--- GOAL OF THE EXERCISE ---
Copy all of the records exactly.

──────── MATERIAL FOR THIS TASK ────────

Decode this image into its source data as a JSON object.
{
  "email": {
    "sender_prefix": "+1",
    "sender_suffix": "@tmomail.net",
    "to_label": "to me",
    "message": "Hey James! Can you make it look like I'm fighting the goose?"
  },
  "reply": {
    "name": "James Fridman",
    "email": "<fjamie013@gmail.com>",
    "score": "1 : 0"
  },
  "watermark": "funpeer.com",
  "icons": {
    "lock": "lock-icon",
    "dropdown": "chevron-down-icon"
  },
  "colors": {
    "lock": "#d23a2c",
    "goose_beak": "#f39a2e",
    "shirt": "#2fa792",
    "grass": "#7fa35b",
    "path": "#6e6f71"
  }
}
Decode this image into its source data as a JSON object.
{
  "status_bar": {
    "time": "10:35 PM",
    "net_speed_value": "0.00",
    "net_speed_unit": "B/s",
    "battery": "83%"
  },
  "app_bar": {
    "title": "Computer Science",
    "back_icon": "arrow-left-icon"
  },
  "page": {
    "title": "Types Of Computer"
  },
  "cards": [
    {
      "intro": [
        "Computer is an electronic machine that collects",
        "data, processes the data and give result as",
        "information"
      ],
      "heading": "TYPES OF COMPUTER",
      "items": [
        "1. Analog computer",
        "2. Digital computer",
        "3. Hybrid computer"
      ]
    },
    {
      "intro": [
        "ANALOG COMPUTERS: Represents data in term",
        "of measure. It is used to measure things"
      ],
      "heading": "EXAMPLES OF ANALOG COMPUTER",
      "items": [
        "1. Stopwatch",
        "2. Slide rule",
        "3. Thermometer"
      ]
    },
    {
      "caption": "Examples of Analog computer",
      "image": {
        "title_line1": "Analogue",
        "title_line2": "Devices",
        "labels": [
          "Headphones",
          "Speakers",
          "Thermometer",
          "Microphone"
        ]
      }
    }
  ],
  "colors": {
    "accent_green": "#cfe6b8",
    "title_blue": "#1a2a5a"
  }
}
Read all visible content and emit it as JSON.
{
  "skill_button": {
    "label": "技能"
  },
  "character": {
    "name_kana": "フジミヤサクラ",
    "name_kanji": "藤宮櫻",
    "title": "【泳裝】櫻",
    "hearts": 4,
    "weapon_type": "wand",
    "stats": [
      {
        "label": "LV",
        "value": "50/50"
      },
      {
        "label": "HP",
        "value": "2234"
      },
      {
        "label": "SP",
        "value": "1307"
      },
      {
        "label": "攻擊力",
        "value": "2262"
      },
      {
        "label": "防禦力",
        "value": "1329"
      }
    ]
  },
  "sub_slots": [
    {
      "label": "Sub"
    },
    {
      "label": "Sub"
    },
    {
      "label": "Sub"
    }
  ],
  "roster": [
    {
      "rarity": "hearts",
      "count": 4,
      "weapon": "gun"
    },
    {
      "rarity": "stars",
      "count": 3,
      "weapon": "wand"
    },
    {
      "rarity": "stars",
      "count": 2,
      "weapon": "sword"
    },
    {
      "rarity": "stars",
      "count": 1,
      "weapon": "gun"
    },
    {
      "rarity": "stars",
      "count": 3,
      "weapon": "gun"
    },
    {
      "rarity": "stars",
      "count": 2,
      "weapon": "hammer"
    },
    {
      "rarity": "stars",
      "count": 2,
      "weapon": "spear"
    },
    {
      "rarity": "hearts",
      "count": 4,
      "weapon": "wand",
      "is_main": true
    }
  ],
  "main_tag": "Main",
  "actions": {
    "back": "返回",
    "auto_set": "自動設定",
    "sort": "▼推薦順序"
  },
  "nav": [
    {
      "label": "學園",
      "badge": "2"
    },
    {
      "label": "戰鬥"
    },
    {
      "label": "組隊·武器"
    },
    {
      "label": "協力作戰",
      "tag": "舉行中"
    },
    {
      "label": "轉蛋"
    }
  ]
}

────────

--- EXERCISE ANSWER ---
Decode this image into its source data as a JSON object.
{
  "email": {
    "sender_prefix": "+1",
    "sender_suffix": "@tmomail.net",
    "to_label": "to me",
    "message": "Hey James! Can you make it look like I'm fighting the goose?"
  },
  "reply": {
    "name": "James Fridman",
    "email": "<fjamie013@gmail.com>",
    "score": "1 : 0"
  },
  "watermark": "funpeer.com",
  "icons": {
    "lock": "lock-icon",
    "dropdown": "chevron-down-icon"
  },
  "colors": {
    "lock": "#d23a2c",
    "goose_beak": "#f39a2e",
    "shirt": "#2fa792",
    "grass": "#7fa35b",
    "path": "#6e6f71"
  }
}
Decode this image into its source data as a JSON object.
{
  "status_bar": {
    "time": "10:35 PM",
    "net_speed_value": "0.00",
    "net_speed_unit": "B/s",
    "battery": "83%"
  },
  "app_bar": {
    "title": "Computer Science",
    "back_icon": "arrow-left-icon"
  },
  "page": {
    "title": "Types Of Computer"
  },
  "cards": [
    {
      "intro": [
        "Computer is an electronic machine that collects",
        "data, processes the data and give result as",
        "information"
      ],
      "heading": "TYPES OF COMPUTER",
      "items": [
        "1. Analog computer",
        "2. Digital computer",
        "3. Hybrid computer"
      ]
    },
    {
      "intro": [
        "ANALOG COMPUTERS: Represents data in term",
        "of measure. It is used to measure things"
      ],
      "heading": "EXAMPLES OF ANALOG COMPUTER",
      "items": [
        "1. Stopwatch",
        "2. Slide rule",
        "3. Thermometer"
      ]
    },
    {
      "caption": "Examples of Analog computer",
      "image": {
        "title_line1": "Analogue",
        "title_line2": "Devices",
        "labels": [
          "Headphones",
          "Speakers",
          "Thermometer",
          "Microphone"
        ]
      }
    }
  ],
  "colors": {
    "accent_green": "#cfe6b8",
    "title_blue": "#1a2a5a"
  }
}
Read all visible content and emit it as JSON.
{
  "skill_button": {
    "label": "技能"
  },
  "character": {
    "name_kana": "フジミヤサクラ",
    "name_kanji": "藤宮櫻",
    "title": "【泳裝】櫻",
    "hearts": 4,
    "weapon_type": "wand",
    "stats": [
      {
        "label": "LV",
        "value": "50/50"
      },
      {
        "label": "HP",
        "value": "2234"
      },
      {
        "label": "SP",
        "value": "1307"
      },
      {
        "label": "攻擊力",
        "value": "2262"
      },
      {
        "label": "防禦力",
        "value": "1329"
      }
    ]
  },
  "sub_slots": [
    {
      "label": "Sub"
    },
    {
      "label": "Sub"
    },
    {
      "label": "Sub"
    }
  ],
  "roster": [
    {
      "rarity": "hearts",
      "count": 4,
      "weapon": "gun"
    },
    {
      "rarity": "stars",
      "count": 3,
      "weapon": "wand"
    },
    {
      "rarity": "stars",
      "count": 2,
      "weapon": "sword"
    },
    {
      "rarity": "stars",
      "count": 1,
      "weapon": "gun"
    },
    {
      "rarity": "stars",
      "count": 3,
      "weapon": "gun"
    },
    {
      "rarity": "stars",
      "count": 2,
      "weapon": "hammer"
    },
    {
      "rarity": "stars",
      "count": 2,
      "weapon": "spear"
    },
    {
      "rarity": "hearts",
      "count": 4,
      "weapon": "wand",
      "is_main": true
    }
  ],
  "main_tag": "Main",
  "actions": {
    "back": "返回",
    "auto_set": "自動設定",
    "sort": "▼推薦順序"
  },
  "nav": [
    {
      "label": "學園",
      "badge": "2"
    },
    {
      "label": "戰鬥"
    },
    {
      "label": "組隊·武器"
    },
    {
      "label": "協力作戰",
      "tag": "舉行中"
    },
    {
      "label": "轉蛋"
    }
  ]
}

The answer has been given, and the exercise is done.